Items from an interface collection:
────────────────
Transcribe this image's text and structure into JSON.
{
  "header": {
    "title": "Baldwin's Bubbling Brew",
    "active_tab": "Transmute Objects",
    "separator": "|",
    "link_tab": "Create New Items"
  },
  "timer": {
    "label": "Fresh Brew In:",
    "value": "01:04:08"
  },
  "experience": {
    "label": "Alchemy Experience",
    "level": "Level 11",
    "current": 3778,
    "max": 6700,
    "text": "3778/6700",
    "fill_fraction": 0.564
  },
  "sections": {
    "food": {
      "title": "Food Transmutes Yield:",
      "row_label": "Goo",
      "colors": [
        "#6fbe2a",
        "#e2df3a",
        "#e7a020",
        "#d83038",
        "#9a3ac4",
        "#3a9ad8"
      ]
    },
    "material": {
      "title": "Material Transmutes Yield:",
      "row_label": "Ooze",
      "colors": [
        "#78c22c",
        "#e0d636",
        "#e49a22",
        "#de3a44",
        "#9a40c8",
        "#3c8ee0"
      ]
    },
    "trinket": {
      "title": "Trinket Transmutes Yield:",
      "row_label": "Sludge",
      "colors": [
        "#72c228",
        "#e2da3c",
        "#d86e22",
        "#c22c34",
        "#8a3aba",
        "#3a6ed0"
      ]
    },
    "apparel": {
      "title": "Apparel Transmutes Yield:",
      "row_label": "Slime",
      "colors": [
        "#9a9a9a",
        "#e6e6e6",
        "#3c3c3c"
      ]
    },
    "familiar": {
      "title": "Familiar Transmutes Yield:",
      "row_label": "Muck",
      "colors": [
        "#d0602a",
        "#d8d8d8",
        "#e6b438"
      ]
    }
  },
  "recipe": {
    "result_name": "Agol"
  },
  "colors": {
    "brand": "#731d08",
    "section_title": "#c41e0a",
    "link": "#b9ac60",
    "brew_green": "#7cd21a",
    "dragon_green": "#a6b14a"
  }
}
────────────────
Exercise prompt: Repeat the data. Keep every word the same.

Answer box:
Transcribe this image's text and structure into JSON.
{
  "header": {
    "title": "Baldwin's Bubbling Brew",
    "active_tab": "Transmute Objects",
    "separator": "|",
    "link_tab": "Create New Items"
  },
  "timer": {
    "label": "Fresh Brew In:",
    "value": "01:04:08"
  },
  "experience": {
    "label": "Alchemy Experience",
    "level": "Level 11",
    "current": 3778,
    "max": 6700,
    "text": "3778/6700",
    "fill_fraction": 0.564
  },
  "sections": {
    "food": {
      "title": "Food Transmutes Yield:",
      "row_label": "Goo",
      "colors": [
        "#6fbe2a",
        "#e2df3a",
        "#e7a020",
        "#d83038",
        "#9a3ac4",
        "#3a9ad8"
      ]
    },
    "material": {
      "title": "Material Transmutes Yield:",
      "row_label": "Ooze",
      "colors": [
        "#78c22c",
        "#e0d636",
        "#e49a22",
        "#de3a44",
        "#9a40c8",
        "#3c8ee0"
      ]
    },
    "trinket": {
      "title": "Trinket Transmutes Yield:",
      "row_label": "Sludge",
      "colors": [
        "#72c228",
        "#e2da3c",
        "#d86e22",
        "#c22c34",
        "#8a3aba",
        "#3a6ed0"
      ]
    },
    "apparel": {
      "title": "Apparel Transmutes Yield:",
      "row_label": "Slime",
      "colors": [
        "#9a9a9a",
        "#e6e6e6",
        "#3c3c3c"
      ]
    },
    "familiar": {
      "title": "Familiar Transmutes Yield:",
      "row_label": "Muck",
      "colors": [
        "#d0602a",
        "#d8d8d8",
        "#e6b438"
      ]
    }
  },
  "recipe": {
    "result_name": "Agol"
  },
  "colors": {
    "brand": "#731d08",
    "section_title": "#c41e0a",
    "link": "#b9ac60",
    "brew_green": "#7cd21a",
    "dragon_green": "#a6b14a"
  }
}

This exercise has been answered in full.